Cyclists are getting killed, but “unplanned parking” is more important? The message, over and over again, is that only drivers have the right to every lane of every street in Hillcrest. Also, that parking garages must be built up and down University (how’s that mental image) before a bike lane can go in:
Brett Serwalt: We need MULTIPLE parking garages/lots up and down university BEFORE we remove more parking.
There’s absolutely no mention of the fact that this project is a single east/west pair of lanes in the entirety of Uptown; street parking will remain on every other street, and much of University. Serwalt says there’s “one parking lot” in all of Hillcrest; in reality there are 922 parking lot spaces within approximately 1 block of University from 1st to 9th Avenues. Here’s a map of all lots from Park Hillcrest:
Many seem completely out of touch with major demographic trends that are well underway in the US and being addressed by other cities, as Hillcrest bickers over parking spaces:
America’s third bicycling boom is underway, following those in the late 1890s and 1970s, and smart American cities, both large and small, are investing in bike paths and bike-share programs in an effort to attract Millennials and cut back on carbon emissions. As such, multifamily developers recognize that local cycling paths, as well as rental programs, bike parking places and on-premise bike storage units are coveted amenities and the way of the future.
All of the following strong arguments for a safe bike corridor in Hillcrest are ignored by the opponents, because they’re secondary to the requirement of convenient, cheap parking on every street:
Parking will take a hit, but they have developed a relationship with both Lyft and Uber to get patrons safely home.

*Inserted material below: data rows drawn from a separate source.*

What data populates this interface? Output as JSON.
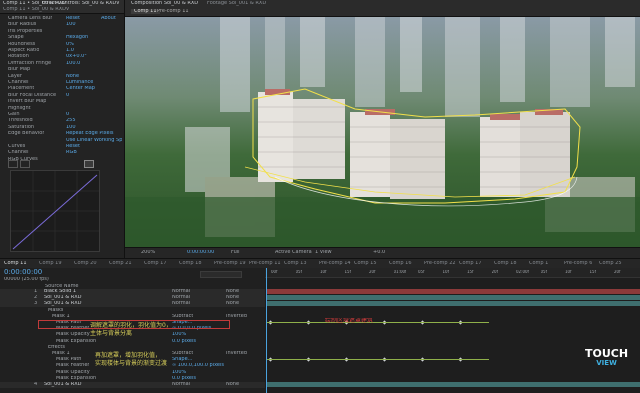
{
  "effect_controls": {
    "tabs": [
      "Comp 11 • Sol_00 & RXD",
      "Effect Controls: Sol_00 & RXDV"
    ],
    "header": "Comp 11 • Sol_00 & RXDV",
    "rows": [
      {
        "label": "Camera Lens Blur",
        "value": "Reset"
      },
      {
        "label": "Blur Radius",
        "value": "100"
      },
      {
        "label": "Iris Properties",
        "value": ""
      },
      {
        "label": "Shape",
        "value": "Hexagon"
      },
      {
        "label": "Roundness",
        "value": "0%"
      },
      {
        "label": "Aspect Ratio",
        "value": "1.0"
      },
      {
        "label": "Rotation",
        "value": "0x+0.0°"
      },
      {
        "label": "Diffraction Fringe",
        "value": "100.0"
      },
      {
        "label": "Blur Map",
        "value": ""
      },
      {
        "label": "Layer",
        "value": "None"
      },
      {
        "label": "Channel",
        "value": "Luminance"
      },
      {
        "label": "Placement",
        "value": "Center Map"
      },
      {
        "label": "Blur Focal Distance",
        "value": "0"
      },
      {
        "label": "Invert Blur Map",
        "value": ""
      },
      {
        "label": "Highlight",
        "value": ""
      },
      {
        "label": "Gain",
        "value": "0"
      },
      {
        "label": "Threshold",
        "value": "255"
      },
      {
        "label": "Saturation",
        "value": "100"
      },
      {
        "label": "Edge Behavior",
        "value": "Repeat Edge Pixels"
      },
      {
        "label": "",
        "value": "Use Linear Working Sp"
      },
      {
        "label": "Curves",
        "value": "Reset"
      },
      {
        "label": "Channel",
        "value": "RGB"
      },
      {
        "label": "RGB Curves",
        "value": ""
      }
    ],
    "about": "About"
  },
  "viewer": {
    "tabs": [
      "Composition Sol_00 & RXD",
      "Footage Sol_001 & RXD"
    ],
    "breadcrumb": [
      "Comp 11",
      "Pre-comp 11"
    ],
    "zoom": "200%",
    "timecode": "0:00:00:00",
    "resolution": "Full",
    "camera": "Active Camera",
    "views": "1 View",
    "exposure": "+0.0"
  },
  "timeline": {
    "tabs": [
      "Comp 11",
      "Comp 19",
      "Comp 20",
      "Comp 21",
      "Comp 17",
      "Comp 18",
      "Pre-comp 19",
      "Pre-comp 11",
      "Comp 13",
      "Pre-comp 14",
      "Comp 15",
      "Comp 16",
      "Pre-comp 22",
      "Comp 17",
      "Comp 18",
      "Comp 1",
      "Pre-comp 6",
      "Comp 25"
    ],
    "timecode": "0:00:00:00",
    "fps": "00000 (25.00 fps)",
    "column_header": "Source Name",
    "layers": [
      {
        "num": "1",
        "name": "Black Solid 1",
        "mode": "Normal",
        "parent": "None",
        "indent": 0
      },
      {
        "num": "2",
        "name": "Sol_001 & RXD",
        "mode": "Normal",
        "parent": "None",
        "indent": 0
      },
      {
        "num": "3",
        "name": "Sol_001 & RXD",
        "mode": "Normal",
        "parent": "None",
        "indent": 0
      },
      {
        "num": "",
        "name": "Masks",
        "mode": "",
        "parent": "",
        "indent": 1
      },
      {
        "num": "",
        "name": "Mask 1",
        "mode": "Subtract",
        "parent": "Inverted",
        "indent": 2
      },
      {
        "num": "",
        "name": "Mask Path",
        "mode": "Shape...",
        "parent": "",
        "indent": 3
      },
      {
        "num": "",
        "name": "Mask Feather",
        "mode": "∞ 0.0,0.0 pixels",
        "parent": "",
        "indent": 3
      },
      {
        "num": "",
        "name": "Mask Opacity",
        "mode": "100%",
        "parent": "",
        "indent": 3
      },
      {
        "num": "",
        "name": "Mask Expansion",
        "mode": "0.0 pixels",
        "parent": "",
        "indent": 3
      },
      {
        "num": "",
        "name": "Effects",
        "mode": "",
        "parent": "",
        "indent": 1
      },
      {
        "num": "",
        "name": "Mask 1",
        "mode": "Subtract",
        "parent": "Inverted",
        "indent": 2
      },
      {
        "num": "",
        "name": "Mask Path",
        "mode": "Shape...",
        "parent": "",
        "indent": 3
      },
      {
        "num": "",
        "name": "Mask Feather",
        "mode": "∞ 100.0,100.0 pixels",
        "parent": "",
        "indent": 3
      },
      {
        "num": "",
        "name": "Mask Opacity",
        "mode": "100%",
        "parent": "",
        "indent": 3
      },
      {
        "num": "",
        "name": "Mask Expansion",
        "mode": "0.0 pixels",
        "parent": "",
        "indent": 3
      },
      {
        "num": "4",
        "name": "Sol_001 & RXD",
        "mode": "Normal",
        "parent": "None",
        "indent": 0
      }
    ],
    "annotations": [
      "调解遮罩的羽化，羽化值为0，",
      "主体与背景分离",
      "再加遮罩，增加羽化值，",
      "实现楼体与背景的渐变过渡"
    ],
    "red_note": "绘制区域遮罩建筑",
    "ruler": [
      "00f",
      "05f",
      "10f",
      "15f",
      "20f",
      "01:00f",
      "05f",
      "10f",
      "15f",
      "20f",
      "02:00f",
      "05f",
      "10f",
      "15f",
      "20f"
    ]
  },
  "watermark": {
    "line1": "TOUCH",
    "line2": "VIEW"
  }
}
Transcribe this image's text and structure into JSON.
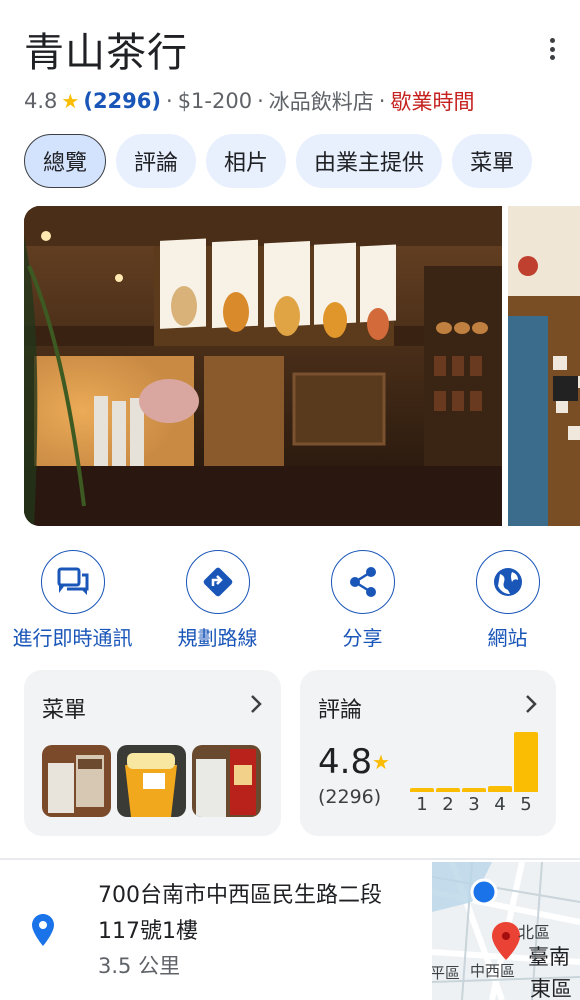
{
  "place": {
    "name": "青山茶行",
    "rating": "4.8",
    "review_count": "(2296)",
    "price": "$1-200",
    "category": "冰品飲料店",
    "hours_status": "歇業時間",
    "separator": "·"
  },
  "tabs": [
    {
      "label": "總覽",
      "active": true
    },
    {
      "label": "評論"
    },
    {
      "label": "相片"
    },
    {
      "label": "由業主提供"
    },
    {
      "label": "菜單"
    }
  ],
  "actions": [
    {
      "label": "進行即時通訊",
      "icon": "chat-icon"
    },
    {
      "label": "規劃路線",
      "icon": "directions-icon"
    },
    {
      "label": "分享",
      "icon": "share-icon"
    },
    {
      "label": "網站",
      "icon": "globe-icon"
    }
  ],
  "menu_card": {
    "title": "菜單"
  },
  "reviews_card": {
    "title": "評論",
    "rating": "4.8",
    "count": "(2296)",
    "distribution": [
      {
        "stars": "1",
        "share": 0.04
      },
      {
        "stars": "2",
        "share": 0.03
      },
      {
        "stars": "3",
        "share": 0.04
      },
      {
        "stars": "4",
        "share": 0.08
      },
      {
        "stars": "5",
        "share": 0.81
      }
    ]
  },
  "address": {
    "line": "700台南市中西區民生路二段117號1樓",
    "distance": "3.5 公里"
  },
  "map": {
    "labels": [
      "北區",
      "臺南",
      "東區",
      "平區",
      "中西區"
    ]
  },
  "colors": {
    "accent": "#1a56b8",
    "star": "#fbbc04",
    "closed": "#c5221f",
    "chip": "#e8f0fe"
  }
}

I’m hoping that Mr. Shaw and other opponents to safe cycling and complete streets in Uptown consider some of the reasons justifying one east/west bike corridor. If additional parking is needed, perhaps these business owners can create their own parking resources, rather than laying claim to every parking space on its commercial thoroughfares. Our streets are public spaces for everyone, not just free evening and Sunday parking slots for business owners.
Thursday is the first “public” meeting for SANDAG’s Uptown Bike Corridor, with a current route proposed for 4th/5th Avenue through Bankers Hill and University in Mission Hills and Hillcrest. It’s at Roosevelt Middle School, 3366 Park Blvd., at 6 PM. If you’re a reader of this blog and recognize the value of protected bike lanes beyond just cycling, please come out and voice your support:
A street with a protected bike lane also has less speeding, shorter pedestrian crossings, less lane-shifting and more predictable movements for drivers, and the opportunity to add more trees and plantings. Injuries to pedestrians, cyclists, drivers, and car passengers drop wherever the new designs go in.
Unfortunately, opposition to the project is strong, including a majority of the Uptown Planners Group that advises the city on these issues. Also, the opposition is very effective at mobilizing their side to attend these meetings in order to stop the project. So if you can make time to come out Thursday, please do!
This is a key moment for San Diego – can we make the same changes that have created successful, vibrant, walkable, livable, complete streets in many other cities? Or do we continue to follow the car-first crowd and put parking over people?
If you’d like to read more about the Uptown Bike Corridor, please see my recent post on Bike SD. And on a related note, CicloSDias 2 (Electric Bike-aloo?) is set for Sunday, March 30th in Pacific Beach, where they’ll be closing down parts of Garnet, Cass and Turquoise for the day:
Just don’t get too worn out from the Bikes and Beers event the day before. Here’s the map for that event, which will hit several local breweries: